Reserves

On 1 April 2015 local authorities had total revenue reserves of £1.84 billion; over the course of the year this increased by £0.05 billion (2.6%) to stand at £1.89 billion on 31 st March 2016. Capital reserves increased by £0.10 billion (18.3%), from £0.53 billion at the 1 st April 2015 to £0.63 billion at the 31 st March 2016.

Assets

The total value of assets held by local authorities at 31 st March 2016 was £40.69 billion. This is an increase of 3.3% (£1.29 billion) since 31 st March 2015. The vast majority of the assets were operational assets (£39.12 billion, 96% of total assets), including £11.28 billion of council dwellings (28% of total assets) and £19.00 billion (47%) of other land and buildings.

Loans Fund Borrowing

The total value of Loans Fund advances outstanding at 31 st March 2016 was £13.41 billion (of which £10.05 billion was General Fund and £3.36 billion was HRA). General Fund Loans Fund advances outstanding increased by £0.09 billion (0.9%) between 31 st March 2015 and 31 st March 2016. HRA loans fund advances outstanding rose by £0.14 billion (4.5%) between 31 st March 2015 and 31 st March 2016.

At 31 st March 2016, the Scottish average General Fund loans fund advances outstanding was equal to £1,870 per person (up 0.4% on 31 st March 2015) and the average HRA loans fund advances outstanding was equal to £10,609 per HRA dwelling (up 4.6% on 31 st March 2015).

Local Government Pensions

Total Local Government Pension Scheme Fund income in 2015-16 was £1.94 billion.
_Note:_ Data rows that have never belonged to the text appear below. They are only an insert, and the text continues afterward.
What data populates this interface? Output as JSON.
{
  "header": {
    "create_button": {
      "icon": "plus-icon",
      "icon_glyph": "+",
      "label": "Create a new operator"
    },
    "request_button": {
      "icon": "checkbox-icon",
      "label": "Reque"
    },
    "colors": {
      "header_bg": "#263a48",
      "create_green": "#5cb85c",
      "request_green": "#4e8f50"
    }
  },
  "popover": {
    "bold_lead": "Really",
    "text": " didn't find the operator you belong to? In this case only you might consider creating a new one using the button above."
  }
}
This is down 64% (£2.17 billion) on 2014-15 due to investment income which is highly volatile. Contributions from employees and employers total £1.24 billion, an increase of £0.02 billion or 4.7% on 2014-15.

Local Government Pension Fund Expenditure in 2015-16 was £1.24 billion, an increase of £0.05 billion or 4.6%. The majority (95%) of this expenditure is on benefits, of which £0.27 billion was on lump sum payments and £0.91 billion was on pensions.


Contact

Email: Euan Smith